Be sure to read the PROFIT CENTER? section at the very end of this article.


"Law firms looking for help"

Good news for job-hunting paralegals in this Philadelphia news article which cites a Robert Half Legal survey:

"Despite the old joke asking what 1 million lawyers at the bottom of the ocean represent (answer: a good start), a recent national survey found that law firms and corporate legal departments actually need more attorneys.

"California-based staffing service Robert Half Legal recently found 94 percent of the 300 U.S. and Canadian lawyers they surveyed said the size of their companies will stay the same or increase in the next 12 months. Almost half plan to hire additional lawyers, paralegals or other professionals.

"The biggest needs are in the fields of corporate governance, intellectual property and litigation, said Maura Mann, manager of training and development for Robert Half Legal's northeast region."


Former paralegal now director of law firm recruiting

Do you have good staff recruiting skills? Ever thought about a job in legal recruiting? This NJ Courier News article might provide inspiration:

"Norris McLaughlin & Marcus P.A. has announced that Victoria A. Martignetti has joined the firm as director of recruiting.

"A resident of Warren, Martignetti has more than 10 years experience working in large New Jersey law firms, most recently as recruitment coordinator at Greenbaum, Rowe, Smith & Davis LLP. She has extensive experience directing summer associate programs, conducting interviews and managing lateral hiring processes.
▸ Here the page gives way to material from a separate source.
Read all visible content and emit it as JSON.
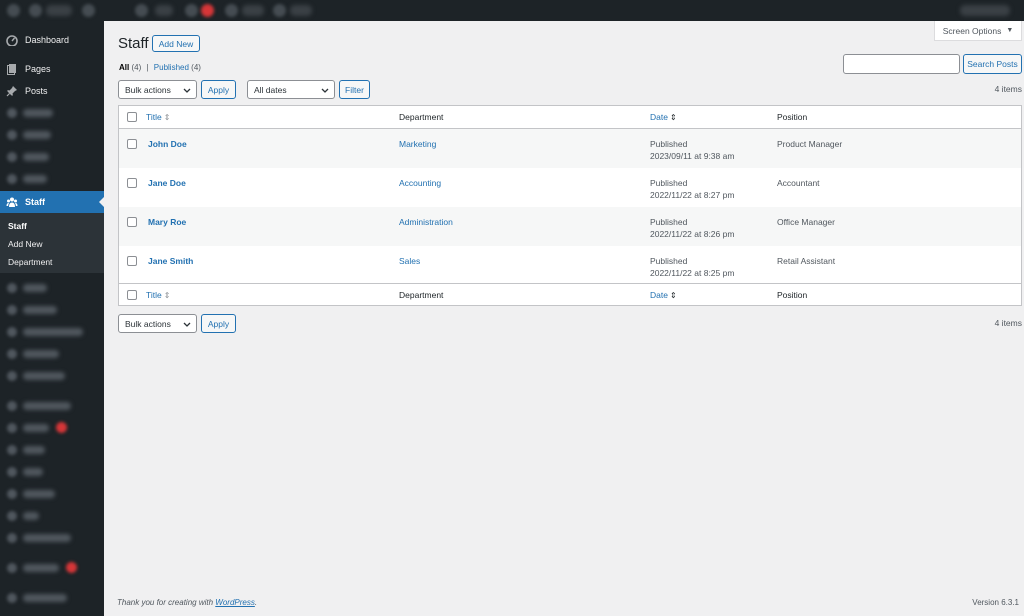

Before serving as recruitment coordinator, she was a litigation paralegal for a New Jersey law firm."

I like this upward career path!


"Preparing to Survive a Dead-End Job"

This LawJobs.com career advancement article is directed to associate attorneys, but I think the advice applies equally well to paralegals:

"The harsh reality is that sometimes a job just doesn't work out. This can happen to anyone -- it often does. Recognizing the signs early on and being prepared for change are key elements necessary for a rapid recovery.

"There are two entities that can determine whether one has landed in a dead-end job. The first is the firm that will not promote an associate -- for whatever reason. The second is the associate who is unhappy -- also for whatever reason.

[snip]

"People who maintain a responsible approach to managing their own careers are quick to establish guidelines that they can use to evaluate their current situations and to assess whether they are on the right course to meeting their short- and long-term goals. The same guidelines can be used to assess the potential of new positions offered. The following are some of the factors to consider...."

Reading the complete article is highly recommended, even if you're happy with your current position.

Author Carrie Printz, an attorney, is the founder and managing director of David Carrie LLC, a full-service legal search firm specializing in career counseling and the placement of attorneys in the United States and throughout the world.